_Prompt_. Find every line in the records below that holds the word "ball", and copy it out.

_Input records_.

★ ★ ★ ★ ★ ★ ★

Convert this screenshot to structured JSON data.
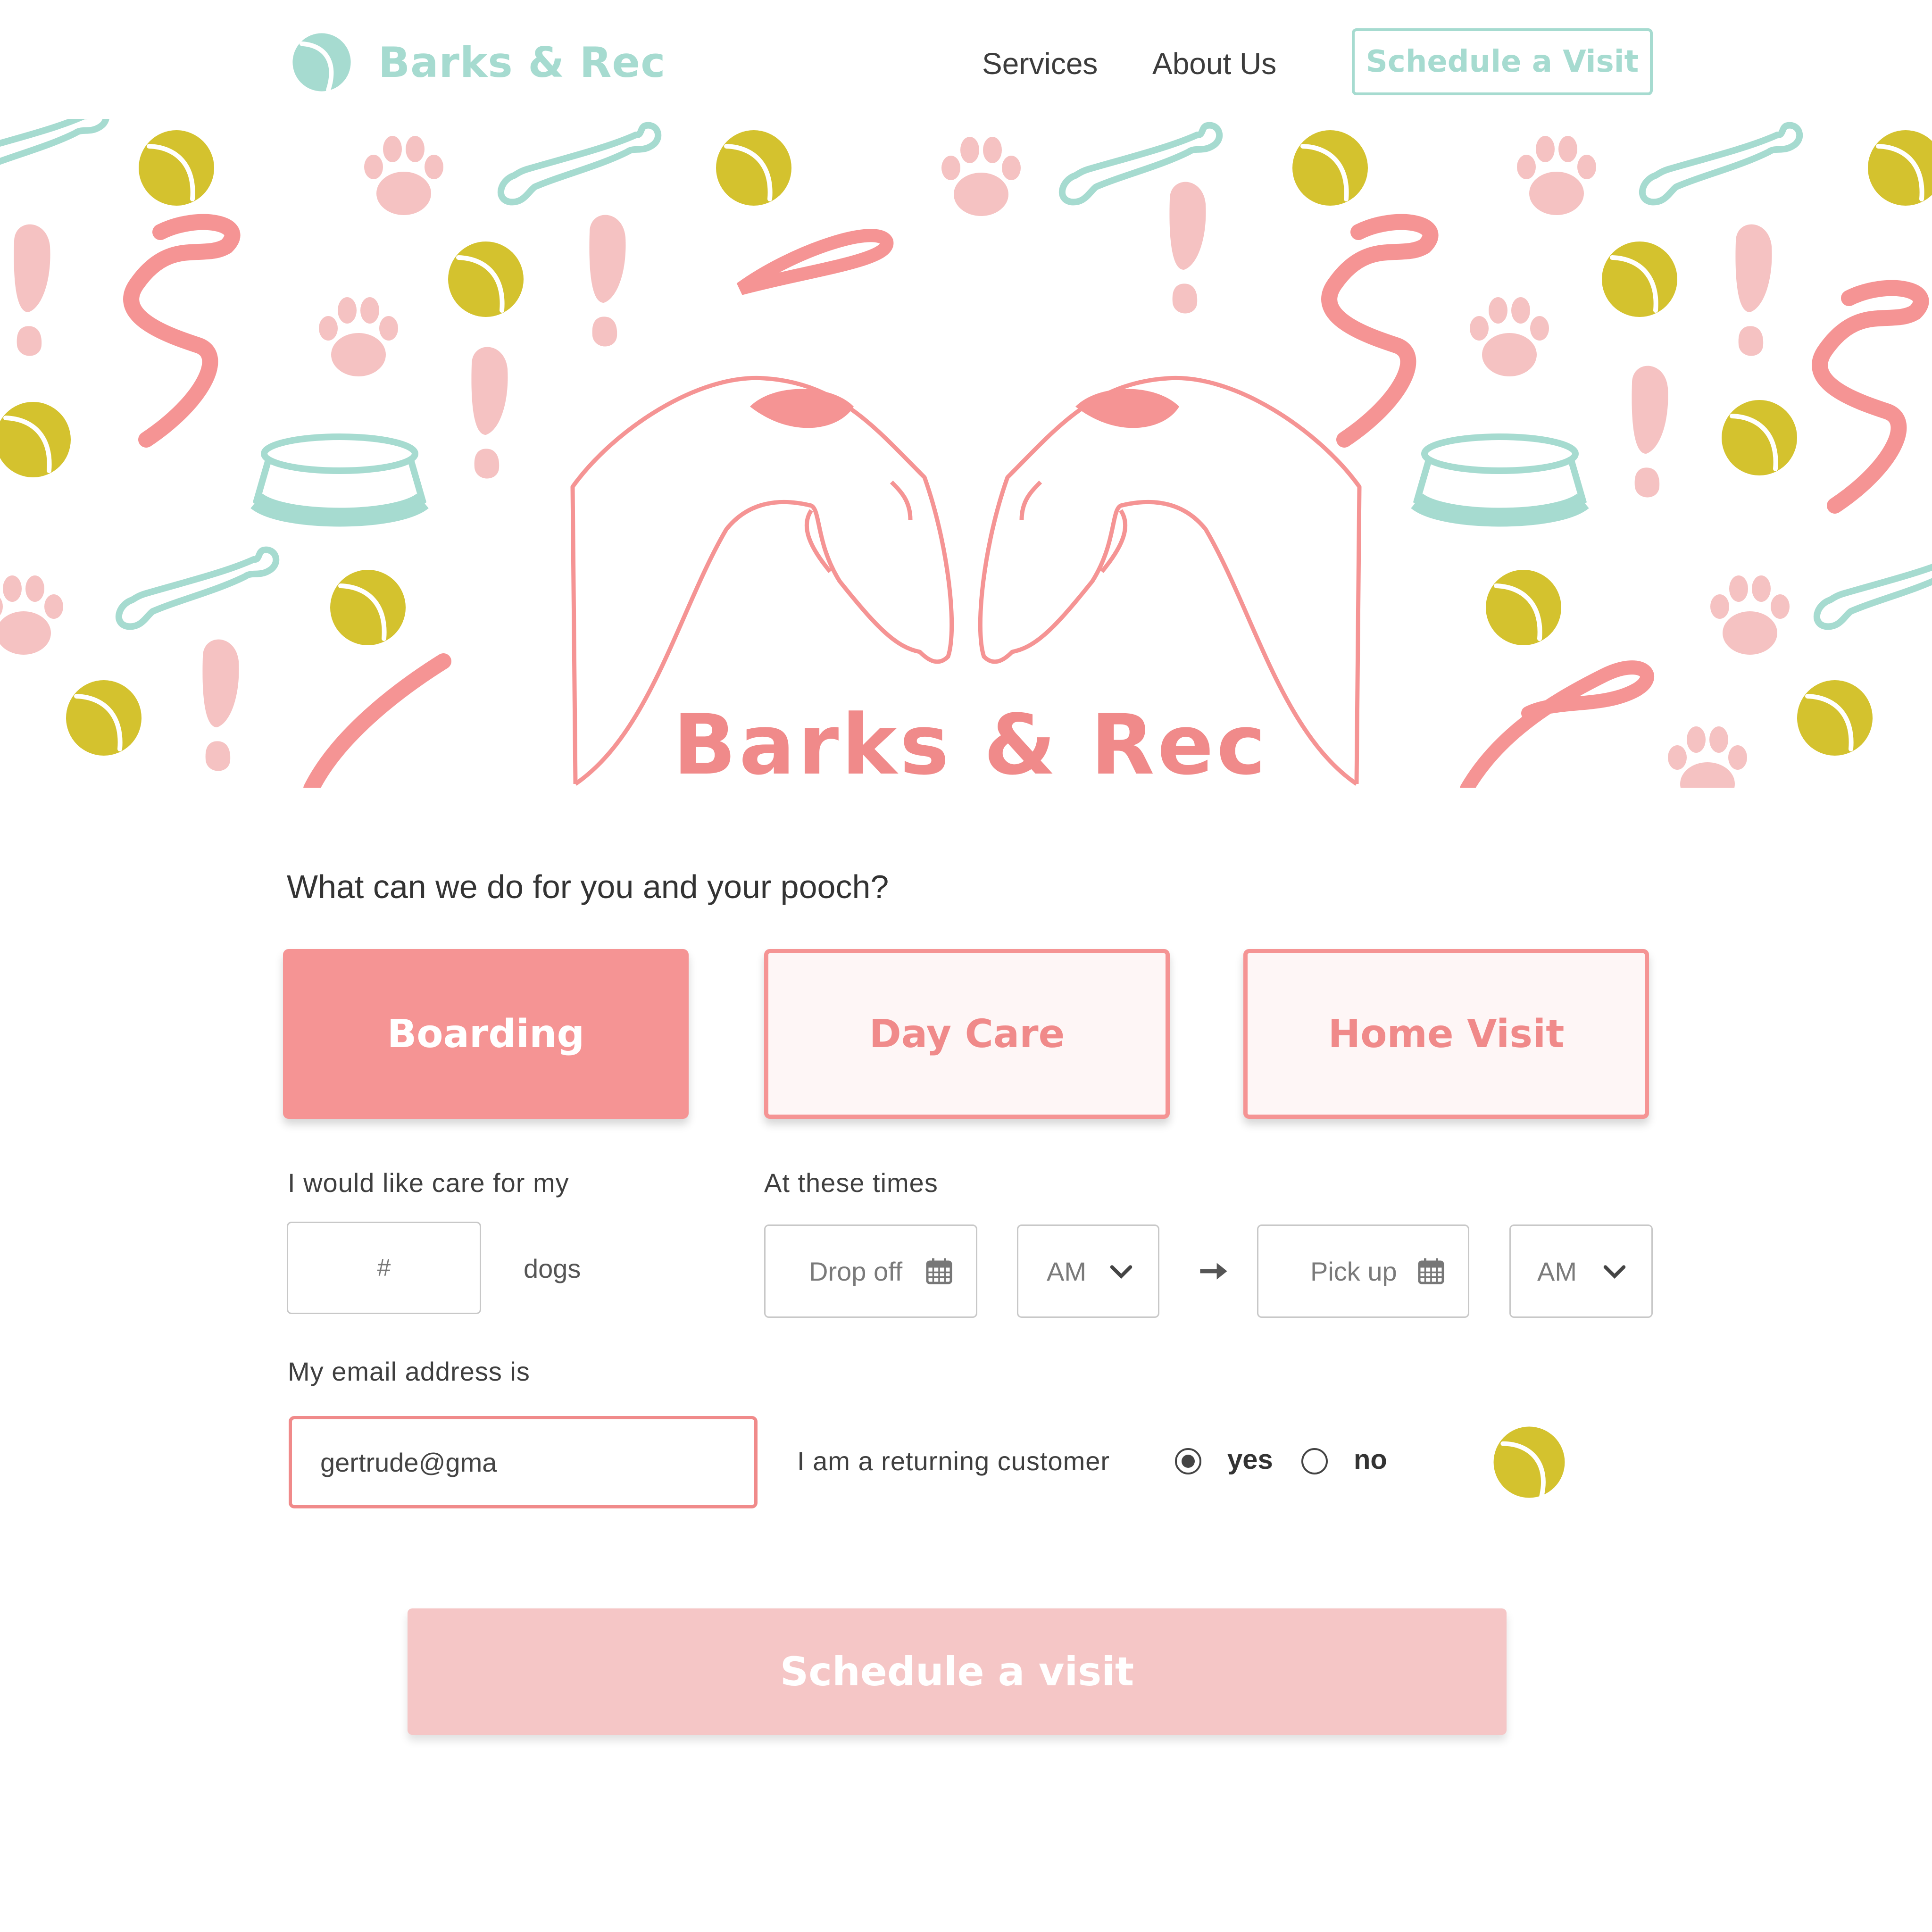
{
  "header": {
    "brand": "Barks & Rec",
    "nav": {
      "services": "Services",
      "about": "About Us",
      "cta": "Schedule a Visit"
    }
  },
  "hero": {
    "title": "Barks & Rec"
  },
  "form": {
    "question": "What can we do for you and your pooch?",
    "services": [
      {
        "label": "Boarding",
        "selected": true
      },
      {
        "label": "Day Care",
        "selected": false
      },
      {
        "label": "Home Visit",
        "selected": false
      }
    ],
    "care_label": "I would like care for my",
    "dogs_placeholder": "#",
    "dogs_suffix": "dogs",
    "times_label": "At these times",
    "dropoff_placeholder": "Drop off",
    "dropoff_ampm": "AM",
    "pickup_placeholder": "Pick up",
    "pickup_ampm": "AM",
    "email_label": "My email address is",
    "email_value": "gertrude@gma",
    "returning_label": "I am a returning customer",
    "returning_options": [
      "yes",
      "no"
    ],
    "returning_selected": "yes",
    "submit": "Schedule a visit"
  },
  "icons": {
    "logo": "tennis-ball-icon",
    "calendar": "calendar-icon",
    "chevron": "chevron-down-icon",
    "arrow": "arrow-right-icon",
    "decor": "tennis-ball-icon"
  },
  "colors": {
    "pink": "#f59494",
    "pink_light": "#f5c6c6",
    "mint": "#a6dbd0",
    "ball": "#d4c22e",
    "paw": "#f5c2c2"
  }
}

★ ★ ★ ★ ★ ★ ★

_Solved problem_.
    "logo": "tennis-ball-icon",
    "decor": "tennis-ball-icon"
    "ball": "#d4c22e",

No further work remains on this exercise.